6. Where do we find the chief truths taught by Jesus Christ through the Catholic Church?

We find the chief truths taught by Jesus Christ through the Catholic Church in the Apostles' Creed.
He that heareth you heareth me; and he that despiseth you despiseth me; and he that despiseth me despiseth him that sent me. (Luke 10:16)

7. Say the Apostles' Creed.

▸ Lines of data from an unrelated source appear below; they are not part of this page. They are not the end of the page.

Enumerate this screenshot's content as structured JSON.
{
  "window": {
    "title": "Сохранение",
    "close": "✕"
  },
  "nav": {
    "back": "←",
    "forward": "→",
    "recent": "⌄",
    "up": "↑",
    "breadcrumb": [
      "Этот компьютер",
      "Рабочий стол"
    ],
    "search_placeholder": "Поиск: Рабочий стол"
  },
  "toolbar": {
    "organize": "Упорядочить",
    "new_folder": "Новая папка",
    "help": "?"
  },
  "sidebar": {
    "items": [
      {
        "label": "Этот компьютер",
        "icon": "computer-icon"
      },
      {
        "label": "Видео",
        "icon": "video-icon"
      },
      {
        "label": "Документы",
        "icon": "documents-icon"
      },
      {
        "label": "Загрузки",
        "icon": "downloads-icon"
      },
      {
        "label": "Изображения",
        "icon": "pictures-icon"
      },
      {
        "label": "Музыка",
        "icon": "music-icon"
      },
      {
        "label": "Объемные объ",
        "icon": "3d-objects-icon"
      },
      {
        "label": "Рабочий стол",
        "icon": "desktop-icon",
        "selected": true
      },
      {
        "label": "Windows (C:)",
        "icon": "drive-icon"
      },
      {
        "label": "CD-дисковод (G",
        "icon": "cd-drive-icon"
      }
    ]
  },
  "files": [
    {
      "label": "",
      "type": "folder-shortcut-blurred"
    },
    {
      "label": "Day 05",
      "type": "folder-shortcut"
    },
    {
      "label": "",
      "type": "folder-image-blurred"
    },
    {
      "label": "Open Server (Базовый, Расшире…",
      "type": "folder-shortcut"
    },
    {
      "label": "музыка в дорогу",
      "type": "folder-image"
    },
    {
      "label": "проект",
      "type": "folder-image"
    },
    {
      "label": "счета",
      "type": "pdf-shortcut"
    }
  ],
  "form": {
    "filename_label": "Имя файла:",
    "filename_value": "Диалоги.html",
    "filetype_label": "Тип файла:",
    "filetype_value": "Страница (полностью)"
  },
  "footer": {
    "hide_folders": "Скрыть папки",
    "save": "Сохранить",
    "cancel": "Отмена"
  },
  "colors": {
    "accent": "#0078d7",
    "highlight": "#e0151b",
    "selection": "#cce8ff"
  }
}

I believe in God, the Father Almighty, Creator of heaven and earth; and in Jesus Christ, His only Son, Our Lord; who was conceived by the Holy Ghost, born of the Virgin Mary, suffered under Pontius Pilate, was crucified, died and was buried. He descended into hell; the third day He arose again from the dead; He ascended into heaven, sitteth at the right hand of God, the Father Almighty; from thence He shall come to judge the living and the dead. I believe in the Holy Ghost, the Holy Catholic Church, the communion of Saints, the forgiveness of sins, the resurrection of the body, and life everlasting. Amen.

Monday, October 10, 2011

The Final Stretch


The last few months have been flying by.  Ever since our class learned that the scrutiny board had approved our files in early September, we are in the final stretch before ordination.  Although, there are still a few approvals to get through, this one means that we can begin to plan for that day in February.  So now we are busy with:

  1. Selecting a class stole
  2. Ordering invitations
  3. Putting together a guest list
  4. Working with the parish to coordinate the Mass of Thanksgiving
  5. Not to mention classes in Gospels, Sacraments, Liturgy, Homiletics and Catholic Social Teaching.
I hope to have most, if not all, of this done by the last class before Thanksgiving.  That will allow each of us to truly enjoy the advent season.  But most importantly to spend a lot of time in prayer to make sure this is what we are called to do.

It will change every aspect of our lives.  Our relationships at work, home and church will be different.  I think for most of us, those changes have already begun.  It has already happened at professional meetings when colleagues, who are aware of this journey, ask about it the presence of others.  At first, the look on their faces is one of confusion; but in all cases (so far) they have been pleasantly surprised and supportive.  However, now they look at me in a different way.  The same is true at chruch and with the family.

And we must do our best to represent the Church as best we can because we are called to be a visible presence in the secular world.  A world that, quite honestly, does not understand or care.  We have the opportunity to give them an example of how a christian lives a christian life in the midst of the world.  To be a true disciple of Jesus Christ.  To show the world that "true joy" can be had in this life even when life is difficult.

Please pray for us and our final discernment to this ministry of the Church. 


Wednesday, October 5, 2011

Tim Tebow and Christophobia

An interesting article by George Weigel on why so many people (especially in the media) dislike Tim Tebow.
Two weeks into the NFL season, ESPN ran a Sunday morning special exploring why the third-string quarterback of the Denver Broncos, Tim Tebow, had become the most polarizing figure in American sports — more polarizing than trash-talking NBA behemoths; more polarizing than foul-mouthed Serena Williams; more polarizing than NFL all-stars who father numerous children by numerous women, all out of wedlock. Why does Tebow, and Tebow alone, arouse such passions? Why is Tebow the one whom “comedians” say they would like to shoot?
 You can read the entire article at:

Tim Tebow and Christophobia

St. Vincent's Prayer for Deacons

Holy God,

Saint Vincent served You as a permanent deacon and gave his whole life and soul to You, even to the point of becoming a martyr. I lift up to You the deacons of the Church and all those who are being called by God to become deacons. Guide them as they discern how to serve the Body of Christ. Prevent the attractions of the world and the busyness of secular jobs from interfering with their vocations. Teach them to grow in humility. Help their families learn from their examples and support their diaconates with trust and joy.

Saint Vincent, pray for us. Amen.